Hadhri-Guiga B, Khabir AM, Mokdad-Gargouri R, Ghorbel AM, Drira M, Daoud J, Frikha M, et al. Various 30 and 69 bp deletion variants of the Epstein-Barr virus LMP1 may arise by homologous recombination in nasopharyngeal carcinoma of Tunisian patients. Virus Res. 2006;115(1):24–30.
This study was supported by a Research Grant from the Medical University of Lublin, Lublin, Poland (DS 233).
Availability of data and materials
All data generated or analysed during this study are included in this published article.
SF: Conceived the study, its design, data and clinical samples collection. MS-D: data analysis, manuscript preparation. BD: Statistical and data analysis. AB: carried out serological and molecular identification. MP-D: conceived the study, data analysis, coordination and help in drafting the manuscript. All authors read and approved the final manuscript.
The authors declare that they have no competing interests.
Consent for publication
Ethics approval and consent to participate
This research was approved by the Ethics Committee and is in accordance with the GCP regulations (no. KE-0254/133/2013).
All participants provided written informed consent to participate in this study according to forms required by the Local Ethics Committee.
Springer Nature remains neutral with regard to jurisdictional claims in published maps and institutional affiliations.
Rights and permissions
Open Access This article is distributed under the terms of the Creative Commons Attribution 4.0 International License (http://creativecommons.org/licenses/by/4.0/), which permits unrestricted use, distribution, and reproduction in any medium, provided you give appropriate credit to the original author(s) and the source, provide a link to the Creative Commons license, and indicate if changes were made.
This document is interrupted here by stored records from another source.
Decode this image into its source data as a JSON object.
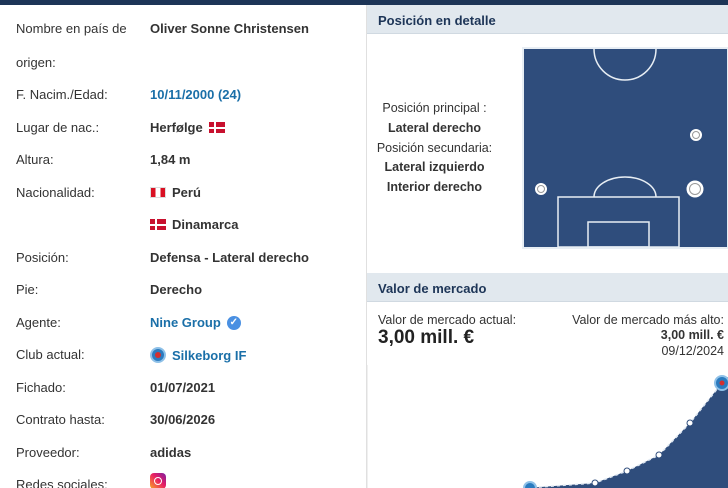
{
  "left_panel": {
    "rows": [
      {
        "label": "Nombre en país de",
        "label2": "origen:",
        "value": "Oliver Sonne Christensen"
      },
      {
        "label": "F. Nacim./Edad:",
        "value": "10/11/2000 (24)"
      },
      {
        "label": "Lugar de nac.:",
        "value": "Herfølge",
        "flag": "denmark-flag"
      },
      {
        "label": "Altura:",
        "value": "1,84 m"
      },
      {
        "label": "Nacionalidad:",
        "value": "Perú",
        "flag": "peru-flag",
        "value2": "Dinamarca",
        "flag2": "denmark-flag"
      },
      {
        "label": "Posición:",
        "value": "Defensa - Lateral derecho"
      },
      {
        "label": "Pie:",
        "value": "Derecho"
      },
      {
        "label": "Agente:",
        "value": "Nine Group",
        "icon": "verified-icon"
      },
      {
        "label": "Club actual:",
        "value": "Silkeborg IF",
        "icon": "club-crest-icon"
      },
      {
        "label": "Fichado:",
        "value": "01/07/2021"
      },
      {
        "label": "Contrato hasta:",
        "value": "30/06/2026"
      },
      {
        "label": "Proveedor:",
        "value": "adidas"
      },
      {
        "label": "Redes sociales:",
        "icon": "instagram-icon"
      }
    ]
  },
  "position_panel": {
    "title": "Posición en detalle",
    "main_label": "Posición principal :",
    "main_value": "Lateral derecho",
    "secondary_label": "Posición secundaria:",
    "secondary_values": [
      "Lateral izquierdo",
      "Interior derecho"
    ],
    "pitch_color": "#2f4d7c"
  },
  "market_panel": {
    "title": "Valor de mercado",
    "current_label": "Valor de mercado actual:",
    "current_value": "3,00 mill. €",
    "highest_label": "Valor de mercado más alto:",
    "highest_value": "3,00 mill. €",
    "highest_date": "09/12/2024",
    "accent": "#2f4d7c"
  }
}
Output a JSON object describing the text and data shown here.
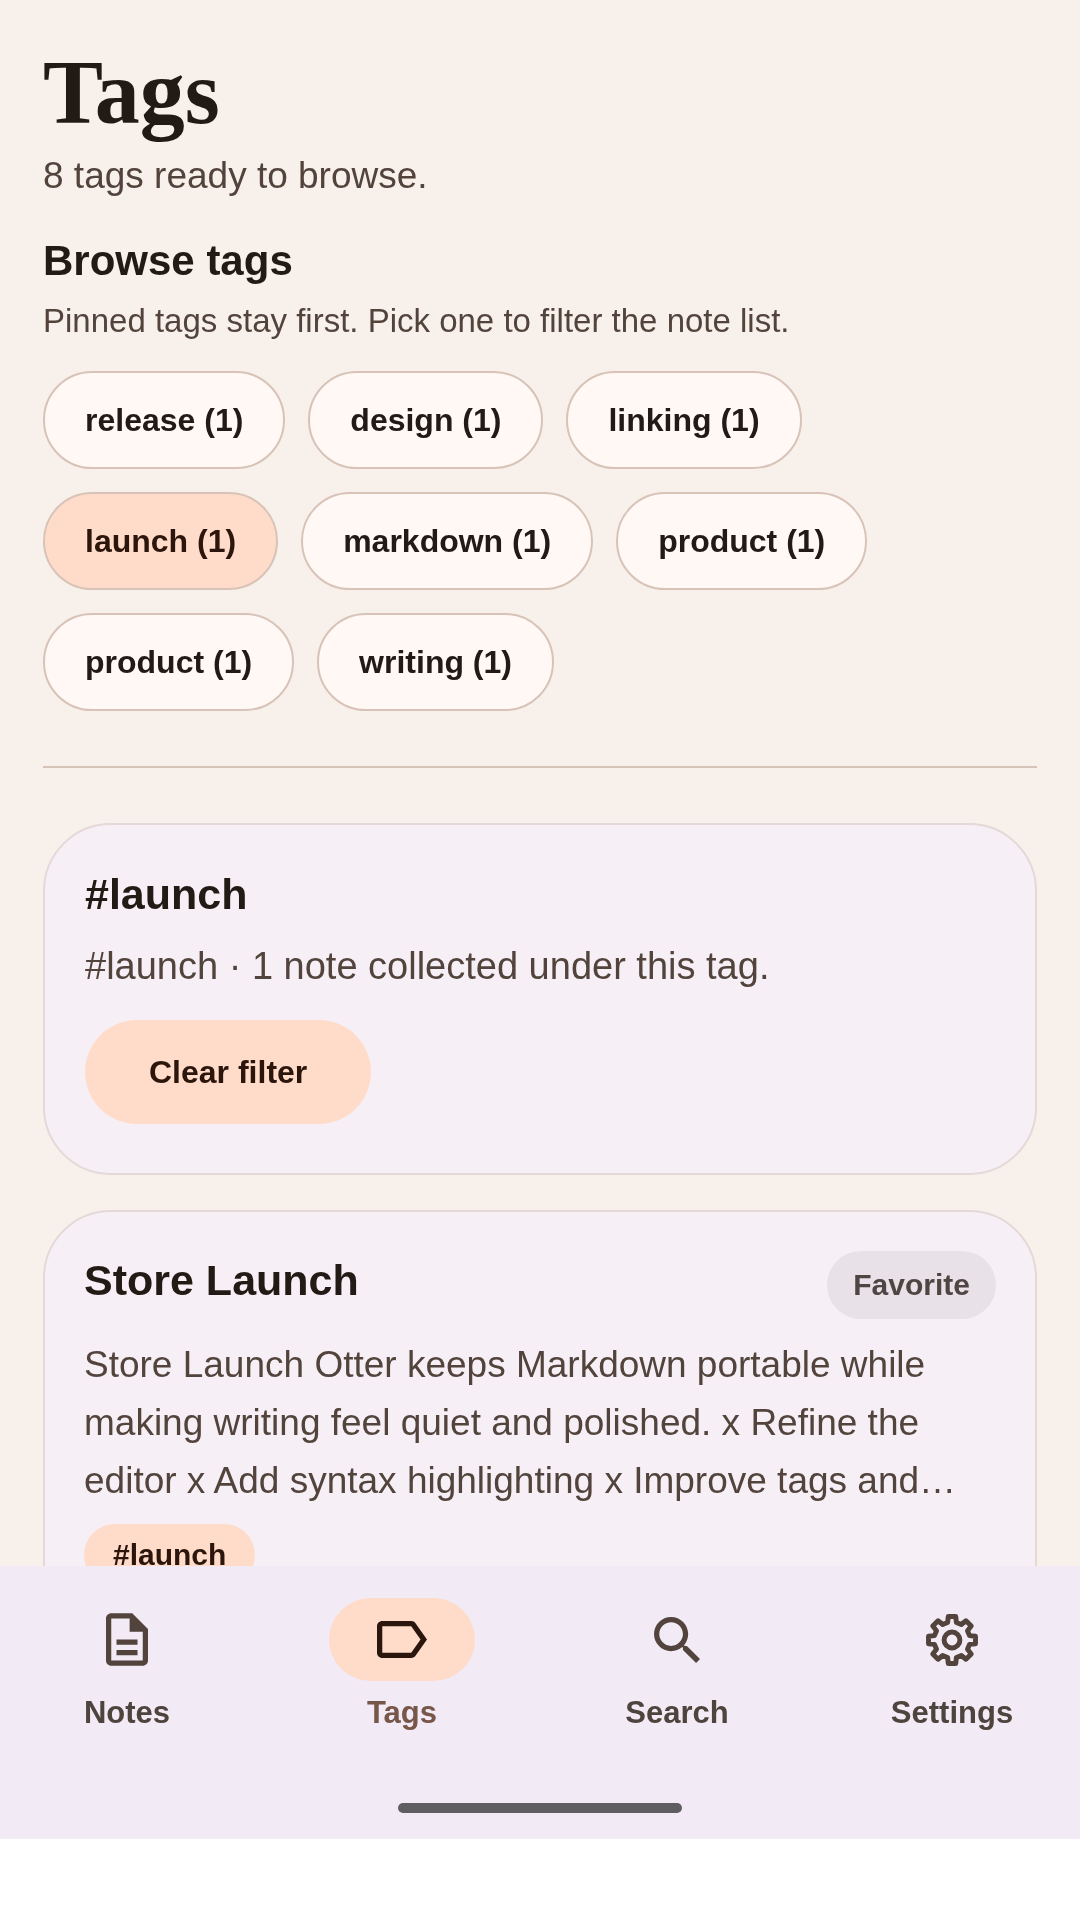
{
  "header": {
    "title": "Tags",
    "subtitle": "8 tags ready to browse."
  },
  "browse": {
    "heading": "Browse tags",
    "hint": "Pinned tags stay first. Pick one to filter the note list.",
    "chips": [
      {
        "label": "release (1)",
        "selected": false
      },
      {
        "label": "design (1)",
        "selected": false
      },
      {
        "label": "linking (1)",
        "selected": false
      },
      {
        "label": "launch (1)",
        "selected": true
      },
      {
        "label": "markdown (1)",
        "selected": false
      },
      {
        "label": "product (1)",
        "selected": false
      },
      {
        "label": "product (1)",
        "selected": false
      },
      {
        "label": "writing (1)",
        "selected": false
      }
    ]
  },
  "filter": {
    "title": "#launch",
    "summary": "#launch · 1 note collected under this tag.",
    "button": "Clear filter"
  },
  "notes": [
    {
      "title": "Store Launch",
      "badge": "Favorite",
      "excerpt": "Store Launch Otter keeps Markdown portable while making writing feel quiet and polished. x Refine the editor x Add syntax highlighting x Improve tags and…",
      "tags": [
        "#launch"
      ]
    }
  ],
  "nav": {
    "items": [
      {
        "kind": "notes",
        "label": "Notes",
        "selected": false
      },
      {
        "kind": "tags",
        "label": "Tags",
        "selected": true
      },
      {
        "kind": "search",
        "label": "Search",
        "selected": false
      },
      {
        "kind": "settings",
        "label": "Settings",
        "selected": false
      }
    ]
  }
}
The Creative Commons Public Domain Dedication waiver (http://creativecommons.org/publicdomain/zero/1.0/) applies to the data made available in this article, unless otherwise stated.
About this article
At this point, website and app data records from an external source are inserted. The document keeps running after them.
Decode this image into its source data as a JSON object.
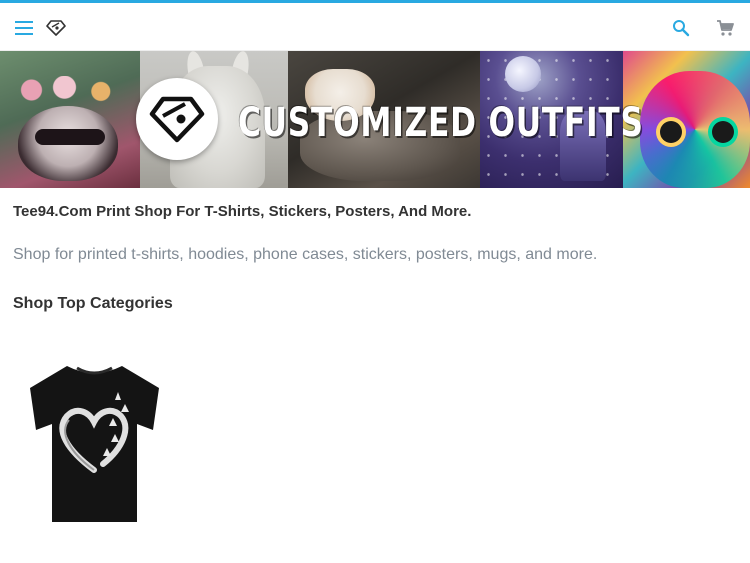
{
  "header": {
    "menu_icon": "hamburger-menu-icon",
    "logo_icon": "diamond-logo-icon",
    "search_icon": "search-icon",
    "cart_icon": "shopping-cart-icon",
    "accent_color": "#29a9e1"
  },
  "banner": {
    "title": "CUSTOMIZED OUTFITS",
    "badge_icon": "diamond-logo-icon"
  },
  "main": {
    "heading": "Tee94.Com Print Shop For T-Shirts, Stickers, Posters, And More.",
    "subtitle": "Shop for printed t-shirts, hoodies, phone cases, stickers, posters, mugs, and more.",
    "section_heading": "Shop Top Categories"
  },
  "categories": [
    {
      "image": "black-tshirt-heart-graphic"
    }
  ]
}
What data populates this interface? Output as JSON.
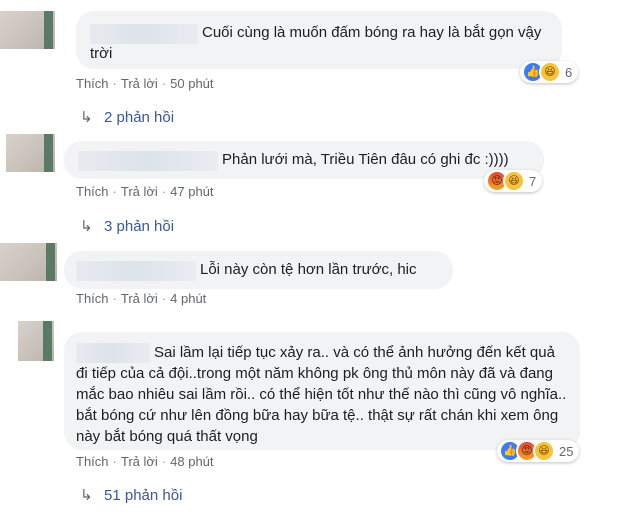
{
  "actions": {
    "like": "Thích",
    "reply": "Trả lời",
    "separator": "·"
  },
  "comments": [
    {
      "text": "Cuối cùng là muốn đấm bóng ra hay là bắt gọn vậy trời",
      "time": "50 phút",
      "reactions": [
        "like-icon",
        "haha-icon"
      ],
      "reaction_count": "6",
      "replies": "2 phản hồi"
    },
    {
      "text": "Phản lưới mà, Triều Tiên đâu có ghi đc :))))",
      "time": "47 phút",
      "reactions": [
        "angry-icon",
        "haha-icon"
      ],
      "reaction_count": "7",
      "replies": "3 phản hồi"
    },
    {
      "text": "Lỗi này còn tệ hơn lần trước, hic",
      "time": "4 phút"
    },
    {
      "text": "Sai lầm lại tiếp tục xảy ra.. và có thể ảnh hưởng đến kết quả đi tiếp của cả đội..trong một năm không pk ông thủ môn này đã và đang mắc bao nhiêu sai lầm rồi.. có thể hiện tốt như thế nào thì cũng vô nghĩa.. bắt bóng cứ như lên đồng bữa hay bữa tệ.. thật sự rất chán khi xem ông này bắt bóng quá thất vọng",
      "time": "48 phút",
      "reactions": [
        "like-icon",
        "angry-icon",
        "haha-icon"
      ],
      "reaction_count": "25",
      "replies": "51 phản hồi"
    }
  ]
}
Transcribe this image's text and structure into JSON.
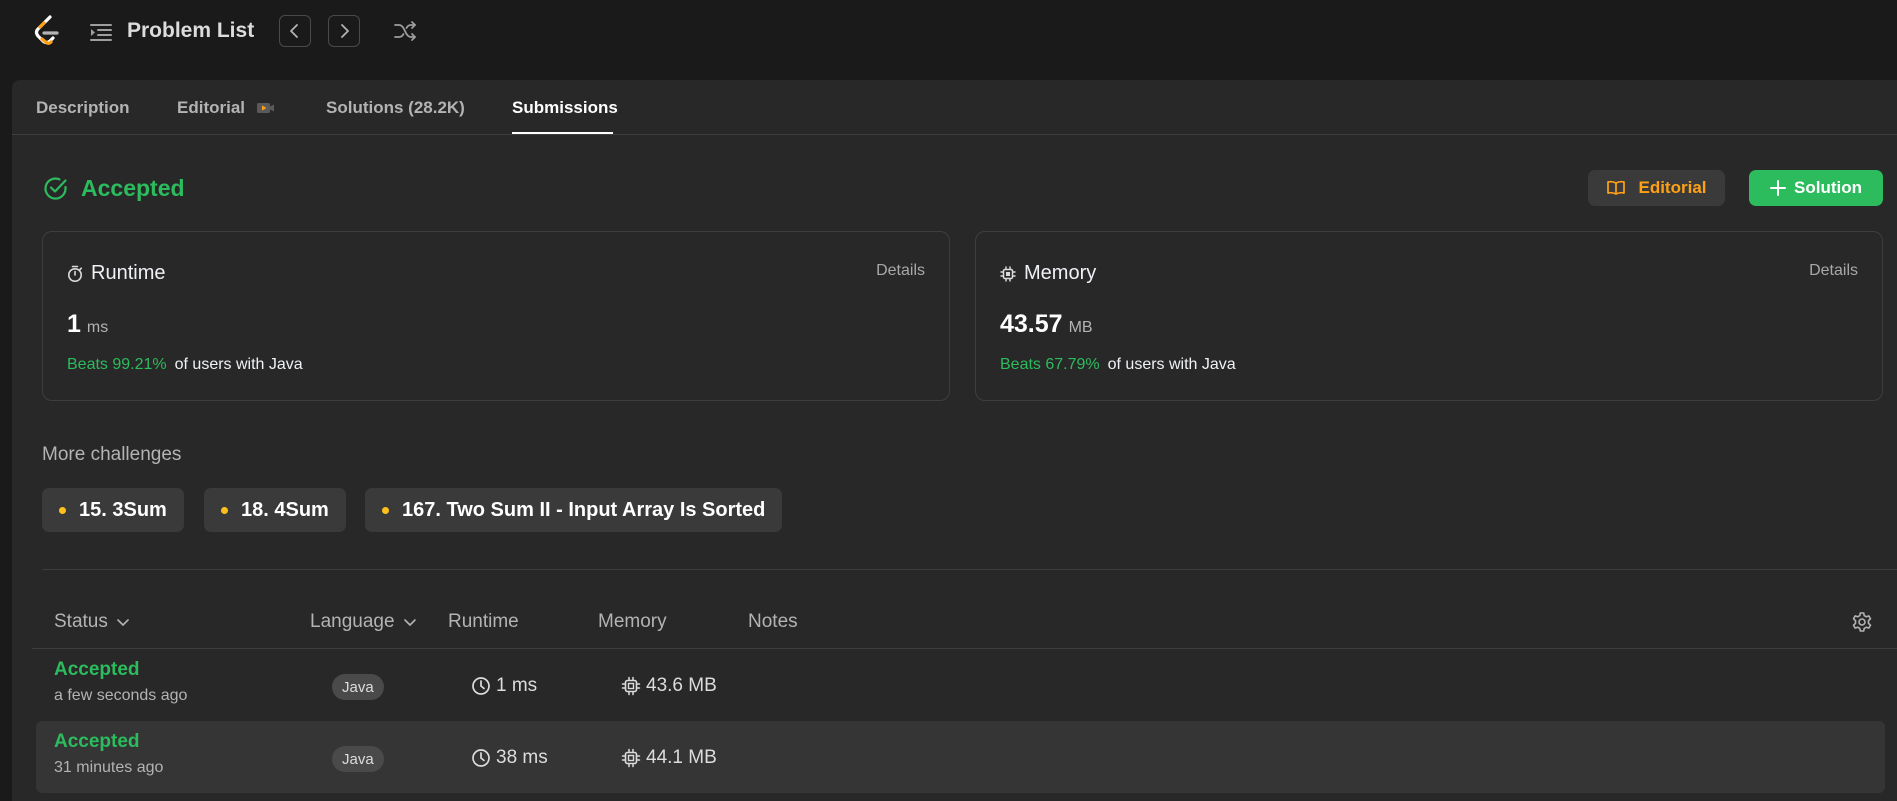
{
  "header": {
    "title": "Problem List"
  },
  "tabs": [
    {
      "label": "Description"
    },
    {
      "label": "Editorial"
    },
    {
      "label": "Solutions (28.2K)"
    },
    {
      "label": "Submissions"
    }
  ],
  "result": {
    "status": "Accepted",
    "editorial_button": "Editorial",
    "solution_button": "Solution"
  },
  "runtime_card": {
    "title": "Runtime",
    "details": "Details",
    "value": "1",
    "unit": "ms",
    "beats": "Beats 99.21%",
    "suffix": "of users with Java"
  },
  "memory_card": {
    "title": "Memory",
    "details": "Details",
    "value": "43.57",
    "unit": "MB",
    "beats": "Beats 67.79%",
    "suffix": "of users with Java"
  },
  "challenges": {
    "title": "More challenges",
    "items": [
      {
        "label": "15. 3Sum"
      },
      {
        "label": "18. 4Sum"
      },
      {
        "label": "167. Two Sum II - Input Array Is Sorted"
      }
    ]
  },
  "table": {
    "columns": {
      "status": "Status",
      "language": "Language",
      "runtime": "Runtime",
      "memory": "Memory",
      "notes": "Notes"
    },
    "rows": [
      {
        "status": "Accepted",
        "time": "a few seconds ago",
        "language": "Java",
        "runtime": "1 ms",
        "memory": "43.6 MB"
      },
      {
        "status": "Accepted",
        "time": "31 minutes ago",
        "language": "Java",
        "runtime": "38 ms",
        "memory": "44.1 MB"
      }
    ]
  },
  "colors": {
    "accepted_green": "#2cbb5d",
    "editorial_orange": "#ffa116",
    "chip_dot_yellow": "#ffc01e",
    "panel_bg": "#282828",
    "page_bg": "#1a1a1a"
  },
  "icons": [
    "leetcode-logo-icon",
    "list-icon",
    "chevron-left-icon",
    "chevron-right-icon",
    "shuffle-icon",
    "video-icon",
    "check-circle-icon",
    "book-icon",
    "plus-icon",
    "stopwatch-icon",
    "chip-icon",
    "chevron-down-icon",
    "gear-icon",
    "clock-icon"
  ]
}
Cite this article
Fołtyn, S., Strycharz-Dudziak, M., Drop, B. et al. Serum EBV antibodies and LMP-1 in Polish patients with oropharyngeal and laryngeal cancer. Infect Agents Cancer 12, 31 (2017). https://doi.org/10.1186/s13027-017-0141-x
- EBV antibodies
- Oropharyngeal cancer
- Laryngeal cancer